The whole-of-government event comes after Governor Gavin Newsom signed additional extreme heat funding into law last month totaling $365 million, bringing total state investment in heat resilience to $865 million.
“The extreme heat we’re facing is extraordinary and puts our communities at risk,” said Governor Newsom. “Just last month, the West Coast broke nearly 1,000 temperature records in a 10-day heat wave – and experts tell us to expect more heat waves like this one in the coming years and decades. With our Extreme Heat Action Plan, California is taking ambition and turning it into action so we can save lives and adapt to our hotter climate.”

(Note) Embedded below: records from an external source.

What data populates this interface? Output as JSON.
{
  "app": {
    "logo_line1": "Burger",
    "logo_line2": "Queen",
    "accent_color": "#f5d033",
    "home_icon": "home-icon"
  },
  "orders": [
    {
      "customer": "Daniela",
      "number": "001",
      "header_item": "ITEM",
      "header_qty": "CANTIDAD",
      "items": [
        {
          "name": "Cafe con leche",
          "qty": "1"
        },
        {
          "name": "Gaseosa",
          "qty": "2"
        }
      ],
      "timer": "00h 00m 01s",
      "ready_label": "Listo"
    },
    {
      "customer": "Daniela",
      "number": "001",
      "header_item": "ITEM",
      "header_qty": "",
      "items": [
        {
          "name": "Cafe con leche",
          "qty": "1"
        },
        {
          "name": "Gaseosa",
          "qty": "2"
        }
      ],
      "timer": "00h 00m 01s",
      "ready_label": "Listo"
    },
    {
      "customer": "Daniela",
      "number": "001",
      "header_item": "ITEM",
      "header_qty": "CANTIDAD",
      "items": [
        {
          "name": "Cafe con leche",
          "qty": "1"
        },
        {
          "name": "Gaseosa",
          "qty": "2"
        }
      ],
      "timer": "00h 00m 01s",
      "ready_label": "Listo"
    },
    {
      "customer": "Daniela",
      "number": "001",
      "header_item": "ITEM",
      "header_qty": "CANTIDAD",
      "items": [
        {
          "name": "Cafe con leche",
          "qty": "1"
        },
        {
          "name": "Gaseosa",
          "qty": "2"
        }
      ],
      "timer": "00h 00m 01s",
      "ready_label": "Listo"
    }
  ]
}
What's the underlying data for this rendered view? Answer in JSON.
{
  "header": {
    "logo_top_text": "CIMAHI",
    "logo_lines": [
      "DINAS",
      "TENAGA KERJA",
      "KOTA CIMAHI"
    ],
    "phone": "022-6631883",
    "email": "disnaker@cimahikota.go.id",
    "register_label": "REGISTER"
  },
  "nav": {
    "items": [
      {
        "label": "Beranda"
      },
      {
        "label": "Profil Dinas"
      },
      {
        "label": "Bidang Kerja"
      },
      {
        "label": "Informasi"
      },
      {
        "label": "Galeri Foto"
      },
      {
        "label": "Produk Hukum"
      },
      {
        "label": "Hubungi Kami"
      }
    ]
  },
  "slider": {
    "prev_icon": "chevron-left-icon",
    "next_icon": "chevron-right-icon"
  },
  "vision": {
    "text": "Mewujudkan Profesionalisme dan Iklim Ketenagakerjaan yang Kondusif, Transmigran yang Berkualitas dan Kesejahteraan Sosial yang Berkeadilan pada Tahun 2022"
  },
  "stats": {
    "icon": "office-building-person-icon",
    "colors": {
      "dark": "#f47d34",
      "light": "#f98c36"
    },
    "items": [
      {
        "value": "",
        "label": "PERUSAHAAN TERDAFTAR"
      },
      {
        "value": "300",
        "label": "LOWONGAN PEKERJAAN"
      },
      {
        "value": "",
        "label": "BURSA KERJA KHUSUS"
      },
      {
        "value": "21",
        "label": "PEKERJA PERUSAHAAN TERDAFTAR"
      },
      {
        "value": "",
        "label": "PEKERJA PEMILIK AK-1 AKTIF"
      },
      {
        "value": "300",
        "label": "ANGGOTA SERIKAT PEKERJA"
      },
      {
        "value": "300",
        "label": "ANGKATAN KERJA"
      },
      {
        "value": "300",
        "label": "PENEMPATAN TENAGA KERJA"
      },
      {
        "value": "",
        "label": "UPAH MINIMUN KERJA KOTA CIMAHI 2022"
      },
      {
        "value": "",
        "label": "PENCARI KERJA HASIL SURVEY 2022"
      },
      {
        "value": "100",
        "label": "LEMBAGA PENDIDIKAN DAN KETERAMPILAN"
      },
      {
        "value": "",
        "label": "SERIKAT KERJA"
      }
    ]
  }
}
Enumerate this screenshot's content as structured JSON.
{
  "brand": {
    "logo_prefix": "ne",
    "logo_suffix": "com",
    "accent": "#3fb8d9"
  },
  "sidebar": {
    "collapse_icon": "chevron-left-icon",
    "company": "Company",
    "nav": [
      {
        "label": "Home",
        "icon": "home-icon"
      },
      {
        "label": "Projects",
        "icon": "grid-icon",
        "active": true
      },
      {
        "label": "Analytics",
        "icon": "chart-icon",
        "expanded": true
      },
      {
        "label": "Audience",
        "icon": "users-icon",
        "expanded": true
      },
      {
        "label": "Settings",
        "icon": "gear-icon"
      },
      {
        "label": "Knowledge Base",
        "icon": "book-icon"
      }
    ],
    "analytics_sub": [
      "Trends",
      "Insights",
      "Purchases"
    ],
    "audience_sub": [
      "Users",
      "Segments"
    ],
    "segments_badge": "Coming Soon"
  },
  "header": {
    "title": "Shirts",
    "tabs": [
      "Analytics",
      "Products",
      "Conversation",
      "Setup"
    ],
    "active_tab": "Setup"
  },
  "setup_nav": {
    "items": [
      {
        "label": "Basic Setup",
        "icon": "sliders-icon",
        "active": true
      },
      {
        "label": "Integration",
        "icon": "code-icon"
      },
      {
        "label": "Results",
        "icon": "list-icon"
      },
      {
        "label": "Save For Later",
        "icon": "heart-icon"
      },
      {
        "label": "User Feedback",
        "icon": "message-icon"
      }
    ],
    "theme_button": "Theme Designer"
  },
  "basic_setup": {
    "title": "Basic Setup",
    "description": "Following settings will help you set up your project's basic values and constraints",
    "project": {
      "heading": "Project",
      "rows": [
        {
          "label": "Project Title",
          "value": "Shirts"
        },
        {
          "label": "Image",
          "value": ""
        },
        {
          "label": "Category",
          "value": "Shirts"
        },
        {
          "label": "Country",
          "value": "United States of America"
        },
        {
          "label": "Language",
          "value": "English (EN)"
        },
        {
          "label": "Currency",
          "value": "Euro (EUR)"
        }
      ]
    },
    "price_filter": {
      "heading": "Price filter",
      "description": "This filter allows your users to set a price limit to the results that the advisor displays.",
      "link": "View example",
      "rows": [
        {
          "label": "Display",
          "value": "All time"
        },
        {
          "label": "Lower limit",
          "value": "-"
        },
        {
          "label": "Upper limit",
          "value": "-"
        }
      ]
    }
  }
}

September’s heat wave was the hottest ever recorded in California, with the state’s best climate science projecting higher average temperatures and more frequent and severe heat waves in the decades to come. Extreme heat is an immediate threat and ranks amongst the deadliest of all climate change hazards, with structural inequities playing a significant role in the capacity of individuals, workers, and communities to protect and adapt to its effect.
Last month, the Governor signed a suite of extreme heat legislation, including AB 2238 by Assemblymember Luz Rivas (D-Arleta) to create the nation’s first extreme heat advance warning and ranking system to better prepare communities ahead of heat waves.
Heat funding included in Governor Newsom’s historic, multi-year $54 billion California Climate Commitment kickstarts the implementation of California’s Extreme Heat Action Plan launched in April. The Plan lays out the state’s broad heat resilience approach, encompassing both rapid response to extreme heat events as well as actions that build resilience in California’s communities, natural systems, and physical infrastructure.
With a forward-looking focus on extreme heat threats and opportunities, panels featured in the California Extreme Heat Symposium align with the Extreme Heat Action Plan ‘Tracks’ and covered topics including climate science, grid reliability, public education campaigns and tracking systems, nature-based solutions, public health, and industry technology and innovation.